Encouraging wildlife on Golf Courses and Sports Grounds
As grounds managers, whether on a golf course, sports ground, or other amenity area, we are increasingly aware of our duties and responsibilities to nature and the environment. Working sympathetically with, and in close harmony to, wildlife and the forces of nature is a challenge that can be both frustrating and rewarding. Lucky we are indeed when perusing a golf course in the soft glows of early morning light and catching a glimpse of a stalking weasel edging its way toward an unsuspecting rabbit; or a startled cock pheasant clumsily taking to flight amidst its nervous squawks; or a bright-eyed field mouse on its perilous journey, oblivious to the piercing glare of an eager kestrel hovering above.
In places, beneath our feet, is a botanical myriad of colours, textures, forms and scents. Yarrow, scabious, gentians, cowslip, self-heal, violets, buttercups, bugle - maybe even orchids - a bountiful collection of fascinating and beautiful wild flowers.
Amidst this jungle of vegetation, there lurks a plethora of insects - strange forms, weird, alarming - some beneficial, some the source of our frustrations. But, whatever their roles, they add to the diversity of life and activities.
As guardians of these habitats and their inhabitants, we contribute to the beauty and splendour of our surroundings. We must never forget them, abuse them, or put them at risk. They are our responsibility and we must protect them and encourage them - even if we don't like all of them. Knowing that we have helped to preserve and enhance our environment should be one of the most rewarding elements of our work. The more knowledge and experience we gain, the greater will be our rewards.

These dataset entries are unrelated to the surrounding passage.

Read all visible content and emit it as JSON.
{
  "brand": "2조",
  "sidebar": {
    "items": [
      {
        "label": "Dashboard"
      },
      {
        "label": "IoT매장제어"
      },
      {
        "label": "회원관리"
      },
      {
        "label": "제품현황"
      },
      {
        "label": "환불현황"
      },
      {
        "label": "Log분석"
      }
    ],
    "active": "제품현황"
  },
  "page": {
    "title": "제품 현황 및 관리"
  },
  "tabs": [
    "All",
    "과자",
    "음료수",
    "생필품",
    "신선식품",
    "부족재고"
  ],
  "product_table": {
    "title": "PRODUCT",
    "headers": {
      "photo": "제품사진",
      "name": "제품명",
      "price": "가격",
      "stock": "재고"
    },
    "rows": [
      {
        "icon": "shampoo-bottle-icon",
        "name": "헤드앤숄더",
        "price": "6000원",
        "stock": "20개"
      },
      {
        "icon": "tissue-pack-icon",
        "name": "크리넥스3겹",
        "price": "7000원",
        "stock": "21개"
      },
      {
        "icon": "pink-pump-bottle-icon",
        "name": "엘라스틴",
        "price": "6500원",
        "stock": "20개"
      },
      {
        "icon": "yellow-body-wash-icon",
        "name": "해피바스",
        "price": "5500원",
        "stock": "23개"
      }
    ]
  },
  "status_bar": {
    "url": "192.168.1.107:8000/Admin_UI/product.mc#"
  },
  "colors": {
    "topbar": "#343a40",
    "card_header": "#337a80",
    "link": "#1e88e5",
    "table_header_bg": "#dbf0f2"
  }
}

Experts in their fields and accomplished grounds managers from all walks of sport are on hand to discuss various aspects of environmental stewardship at the National Turfgrass Foundation 'In Pursuit of Excellence' Conference 2005 at the Hilton Hotel, Blackpool, 5th to 8th December.